(Provided data)
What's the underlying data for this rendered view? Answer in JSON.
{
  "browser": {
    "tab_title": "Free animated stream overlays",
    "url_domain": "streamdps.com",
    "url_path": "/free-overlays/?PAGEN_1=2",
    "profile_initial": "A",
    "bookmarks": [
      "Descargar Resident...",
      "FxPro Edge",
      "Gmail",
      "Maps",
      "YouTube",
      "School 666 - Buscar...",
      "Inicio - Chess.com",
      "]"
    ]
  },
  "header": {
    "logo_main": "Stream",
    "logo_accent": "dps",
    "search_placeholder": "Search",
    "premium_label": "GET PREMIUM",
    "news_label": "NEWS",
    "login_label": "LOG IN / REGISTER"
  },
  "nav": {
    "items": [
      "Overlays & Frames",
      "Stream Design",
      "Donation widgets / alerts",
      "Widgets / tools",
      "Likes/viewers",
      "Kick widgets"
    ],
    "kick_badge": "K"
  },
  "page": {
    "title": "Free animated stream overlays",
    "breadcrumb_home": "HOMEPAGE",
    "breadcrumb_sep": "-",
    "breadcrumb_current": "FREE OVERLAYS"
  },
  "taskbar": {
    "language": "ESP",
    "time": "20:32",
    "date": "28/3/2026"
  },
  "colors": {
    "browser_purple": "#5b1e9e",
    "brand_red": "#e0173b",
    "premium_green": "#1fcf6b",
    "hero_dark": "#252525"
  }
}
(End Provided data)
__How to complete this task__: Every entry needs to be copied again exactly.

__Exercise output__:
What's the underlying data for this rendered view? Answer in JSON.
{
  "browser": {
    "tab_title": "Free animated stream overlays",
    "url_domain": "streamdps.com",
    "url_path": "/free-overlays/?PAGEN_1=2",
    "profile_initial": "A",
    "bookmarks": [
      "Descargar Resident...",
      "FxPro Edge",
      "Gmail",
      "Maps",
      "YouTube",
      "School 666 - Buscar...",
      "Inicio - Chess.com",
      "]"
    ]
  },
  "header": {
    "logo_main": "Stream",
    "logo_accent": "dps",
    "search_placeholder": "Search",
    "premium_label": "GET PREMIUM",
    "news_label": "NEWS",
    "login_label": "LOG IN / REGISTER"
  },
  "nav": {
    "items": [
      "Overlays & Frames",
      "Stream Design",
      "Donation widgets / alerts",
      "Widgets / tools",
      "Likes/viewers",
      "Kick widgets"
    ],
    "kick_badge": "K"
  },
  "page": {
    "title": "Free animated stream overlays",
    "breadcrumb_home": "HOMEPAGE",
    "breadcrumb_sep": "-",
    "breadcrumb_current": "FREE OVERLAYS"
  },
  "taskbar": {
    "language": "ESP",
    "time": "20:32",
    "date": "28/3/2026"
  },
  "colors": {
    "browser_purple": "#5b1e9e",
    "brand_red": "#e0173b",
    "premium_green": "#1fcf6b",
    "hero_dark": "#252525"
  }
}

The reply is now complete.